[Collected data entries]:
——————

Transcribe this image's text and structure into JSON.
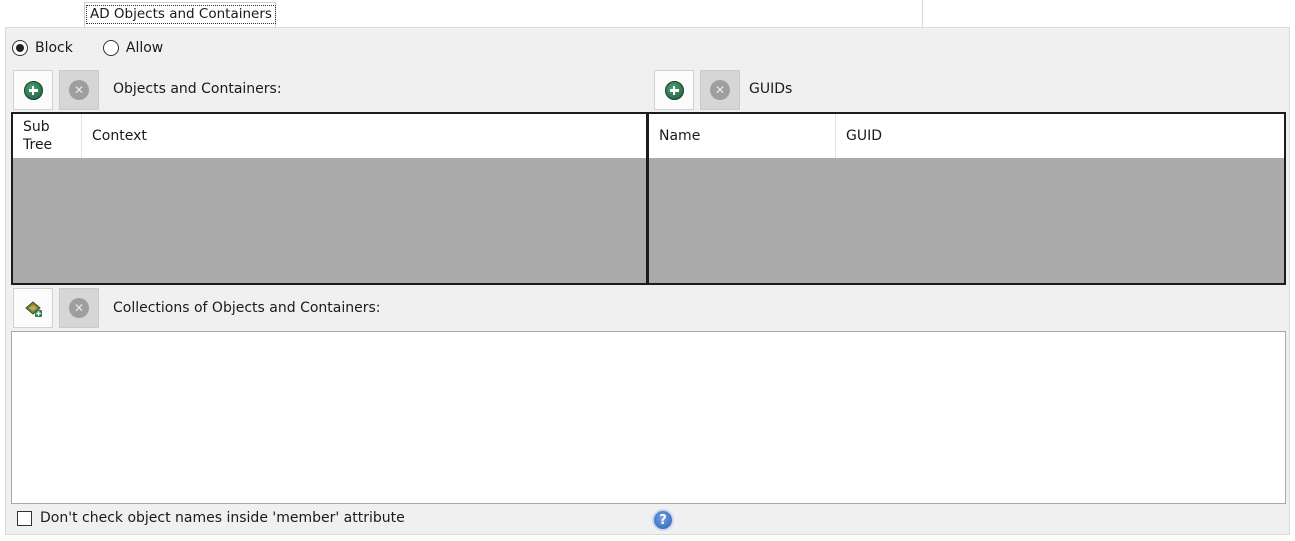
{
  "tabs": [
    {
      "label": "AD Objects and Containers",
      "active": true
    }
  ],
  "mode": {
    "options": [
      "Block",
      "Allow"
    ],
    "selected": "Block"
  },
  "objects_section": {
    "label": "Objects and Containers:",
    "columns": [
      "Sub Tree",
      "Context"
    ],
    "rows": []
  },
  "guids_section": {
    "label": "GUIDs",
    "columns": [
      "Name",
      "GUID"
    ],
    "rows": []
  },
  "collections_section": {
    "label": "Collections of Objects and Containers:",
    "items": []
  },
  "member_check": {
    "label": "Don't check object names inside 'member' attribute",
    "checked": false
  },
  "icons": {
    "add": "add-icon",
    "remove": "remove-icon",
    "collection_add": "collection-add-icon",
    "help": "help-icon"
  },
  "colors": {
    "add_icon": "#2e7a4f",
    "grid_empty": "#ababab",
    "panel_bg": "#f0f0f0"
  }
}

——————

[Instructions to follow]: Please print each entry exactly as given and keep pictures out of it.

[Answer to this problem]:
Transcribe this image's text and structure into JSON.
{
  "tabs": [
    {
      "label": "AD Objects and Containers",
      "active": true
    }
  ],
  "mode": {
    "options": [
      "Block",
      "Allow"
    ],
    "selected": "Block"
  },
  "objects_section": {
    "label": "Objects and Containers:",
    "columns": [
      "Sub Tree",
      "Context"
    ],
    "rows": []
  },
  "guids_section": {
    "label": "GUIDs",
    "columns": [
      "Name",
      "GUID"
    ],
    "rows": []
  },
  "collections_section": {
    "label": "Collections of Objects and Containers:",
    "items": []
  },
  "member_check": {
    "label": "Don't check object names inside 'member' attribute",
    "checked": false
  },
  "icons": {
    "add": "add-icon",
    "remove": "remove-icon",
    "collection_add": "collection-add-icon",
    "help": "help-icon"
  },
  "colors": {
    "add_icon": "#2e7a4f",
    "grid_empty": "#ababab",
    "panel_bg": "#f0f0f0"
  }
}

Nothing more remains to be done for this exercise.